segunda-feira, 4 de maio de 2015

Treinamento de atletas de judô

Artigo sobre a especificidade das adaptações ao treinamento de judô. Estudo conduzido em 2004, na Universidade Mackenzie, avaliando o treinamento dos atletas do GR Barueri, sob o comando do Prof. Luciano Matheus.
Specificity of performance adaptations to a periodized judo training programOriginal Research Article
Pages 67-72
Emerson FranchiniFabrício Boscolo Del VecchioUrsula Julio, L. Matheus, R. Candau
O judô é um esporte de combate caracterizado por esforços intermitentes de elevada intensidade. Para lidar com a demanda competitiva, a periodização do treinamento deve ser adotada para melhorar o desempenho de atletas de judô. Assim, o objetivo do presente estudo foi monitorar as mudanças em diferentes variáveis durante o treinamento periodizado de judô.
Dez atletas de judo adultos foram avaliados com intervalo de 18 semanas, no começo do período preparatório e uma semana antes da principal competição do período competitivo.
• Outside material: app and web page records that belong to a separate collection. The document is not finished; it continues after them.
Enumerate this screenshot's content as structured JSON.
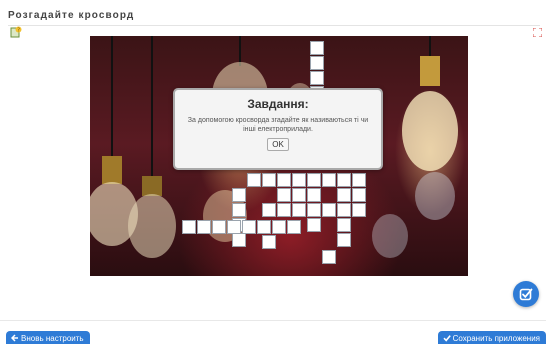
{
  "header": {
    "title": "Розгадайте кросворд"
  },
  "icons": {
    "help": "help-icon",
    "fullscreen": "fullscreen-icon",
    "check": "check-icon",
    "back_arrow": "arrow-left-icon",
    "save_check": "checkmark-icon"
  },
  "dialog": {
    "title": "Завдання:",
    "text": "За допомогою кросворда згадайте як називаються ті чи інші електроприлади.",
    "ok_label": "OK"
  },
  "footer": {
    "back_label": "Вновь настроить",
    "save_label": "Сохранить приложения"
  },
  "colors": {
    "accent": "#2e7bd6",
    "background_image_tone": "#5a1a22"
  }
}
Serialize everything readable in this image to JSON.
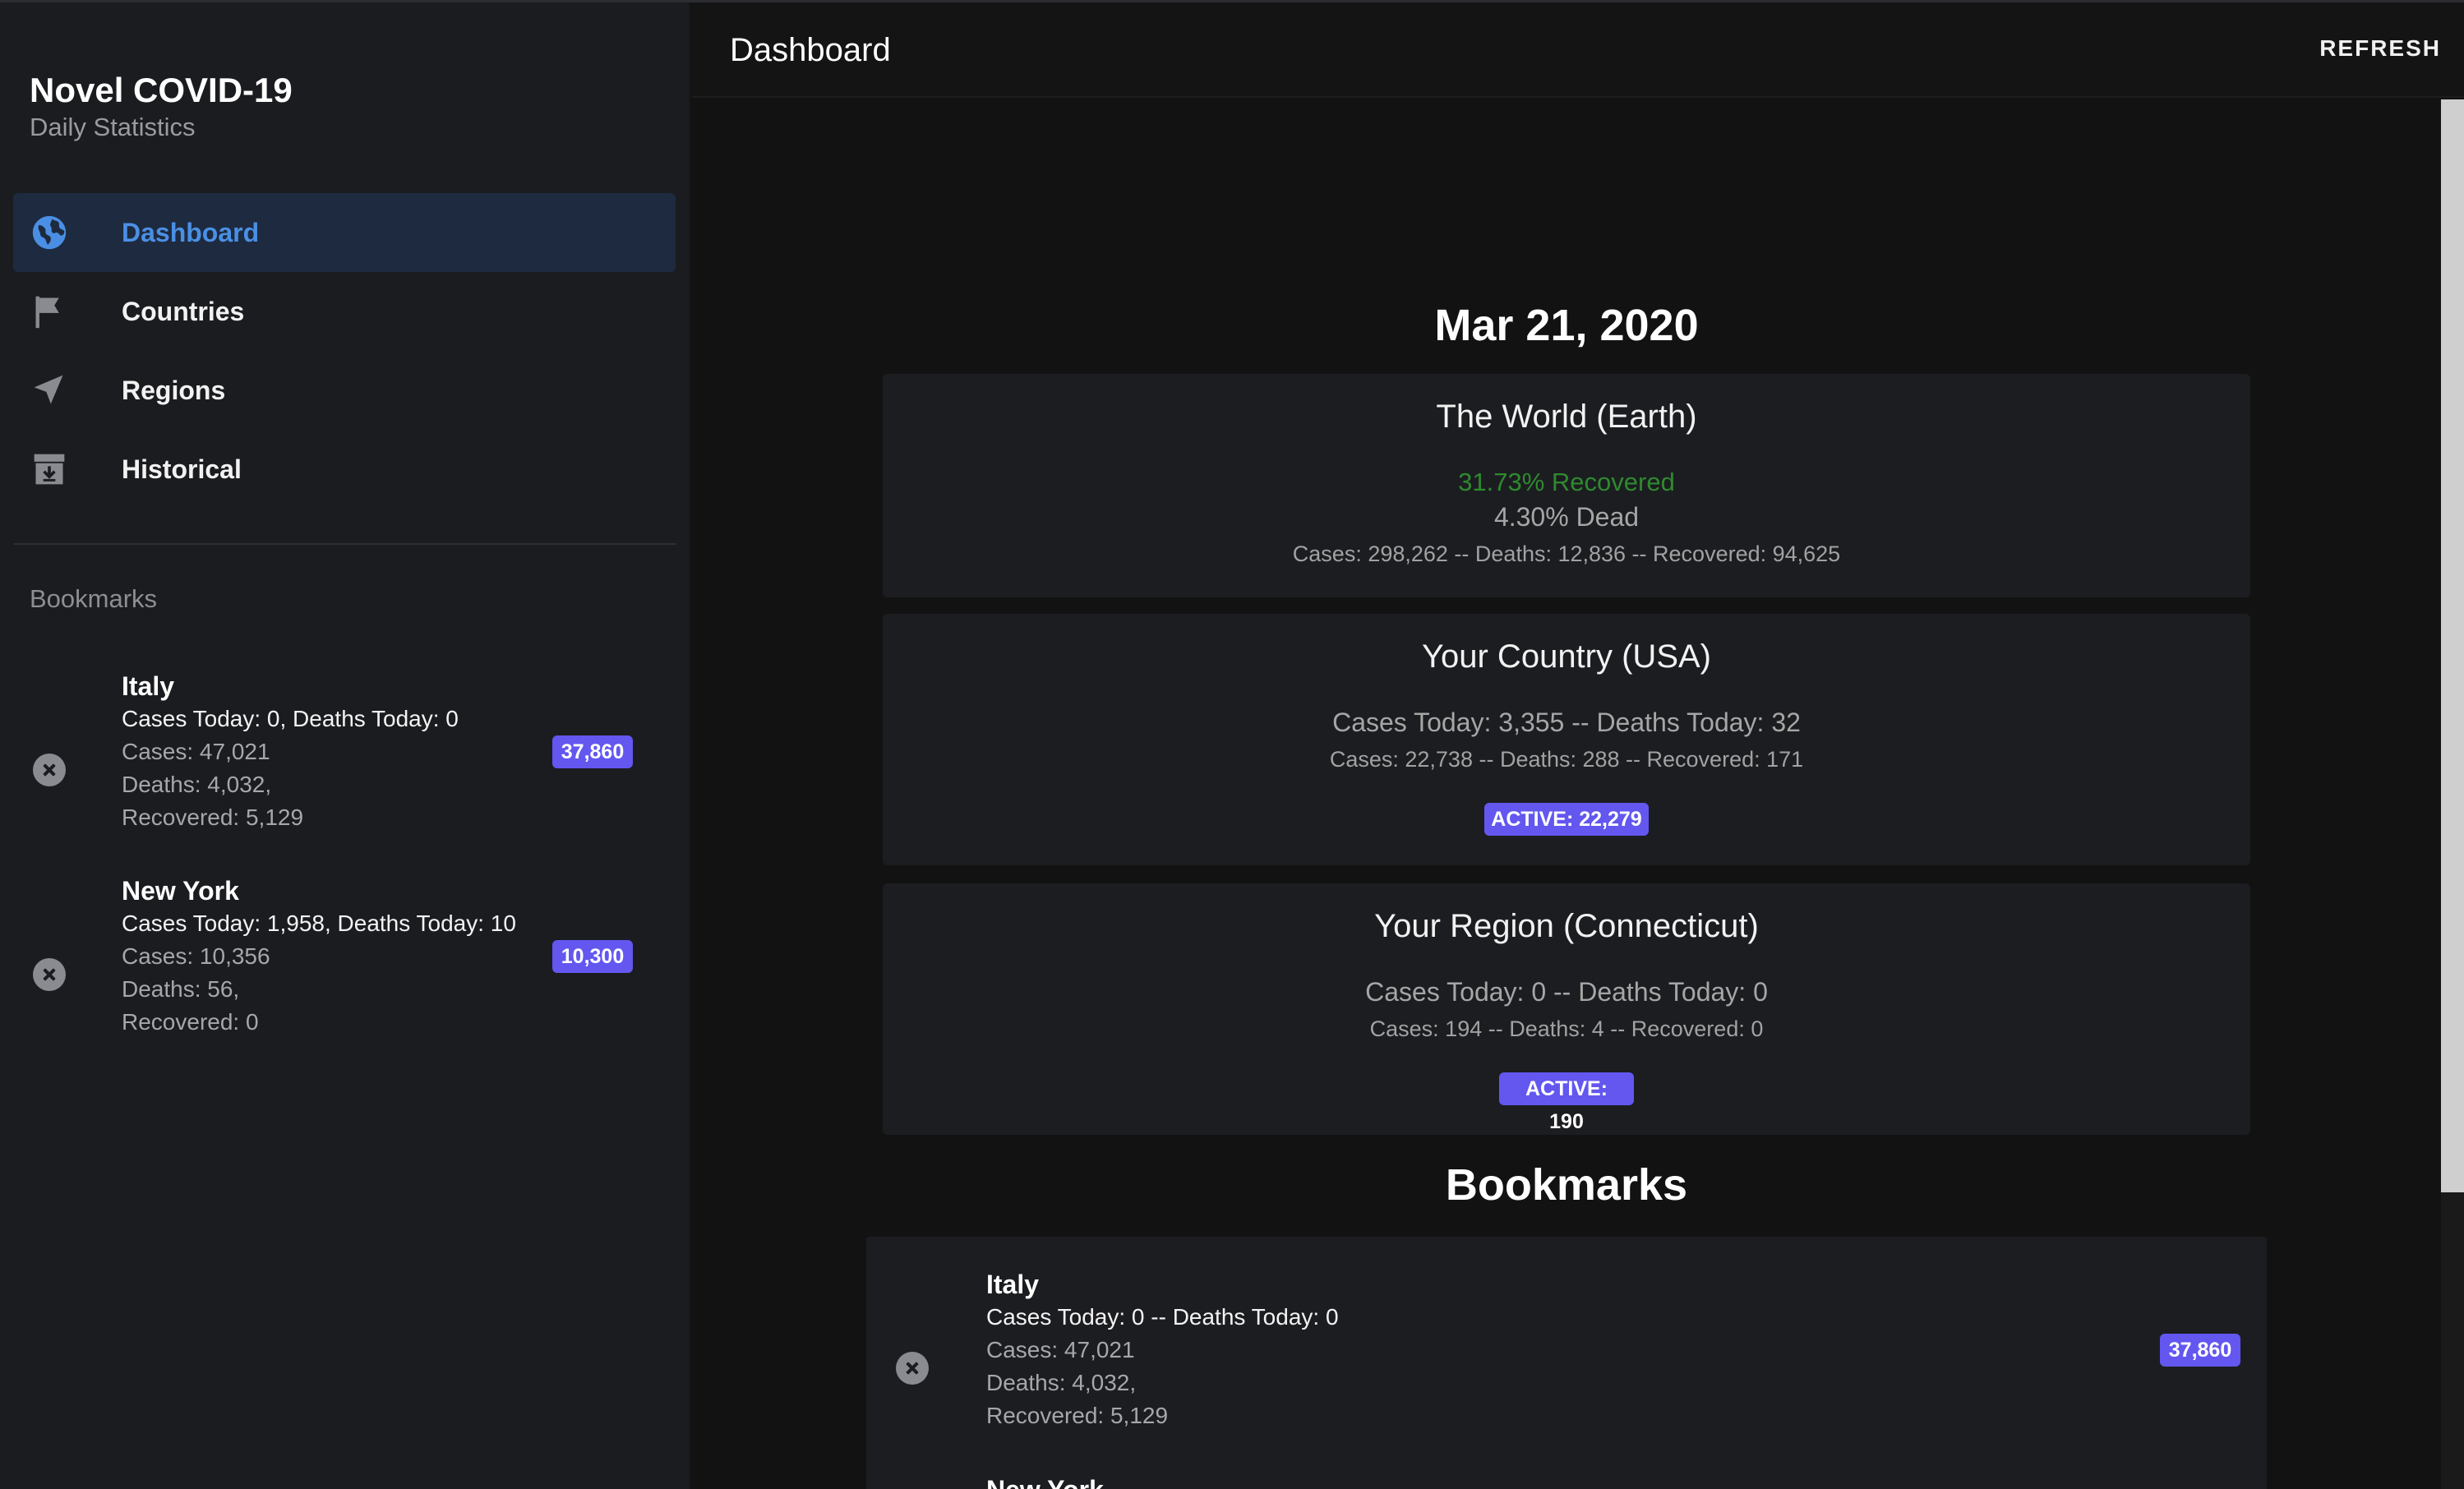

Durante esse estudo observacional, as variáveis consideradas foram: composição corporal, potência e capacidade anaeróbias de membros superiores e inferiores, potência muscular de membros inferiores, potência aeróbia de membros superiores e inferiores, força máxima, resistência de força e desempenho específico do judô. O teste t de Student foi utilizado para comparar as variáveis entre os períodos.
Ao final deste período os atletas apresentaram aumento significante na potência (pré = 535 ± 74 W; pós = 617 ± 81 W; 15%) e capacidade anaeróbias de membros superiores (pré = 344 ± 29 W; pós = 402 ± 38 W; 17%), potência anaeróbia de membros inferiores (pré = 778 ± 77 W; pós = 882 ± 130 W; 13%), resistência de força isométrica de pegada (pré = 31 ± 17 s; pós = 43 ± 15 s; 39%), resistência de força dinâmica de pegada (pré = 7 ± 5 rep;pós = 11 ± 5 rep; 57%), potência aeróbia de membros superiores (pré = 113 ± 25 W; pós = 122 ± 29 W; 8%) e 1RM na remada (pré = 85 ± 23 kg; pós = 92 ± 26 kg; 8%). A composição corporal, o desempenho específico ao judô, a força máxima isométrica de preensão manual, o 1RM no supino, o número de repetições a 70% de 1RM na remada e no supino e a potência muscular de membros inferiores foram mantidas. Os atletas apresentaram decréscimo na potência aeróbia de membros inferiores (pré = 235 ± 62 W;pós = 209 ± 43 W; 11%).
Os resultados do presente estudo indicam que as mudanças durante um programa periodizado de treinamento de judô foram específicas à demanda da luta, embora nem todas as variáveis tenham melhorado ao longo do período analisado.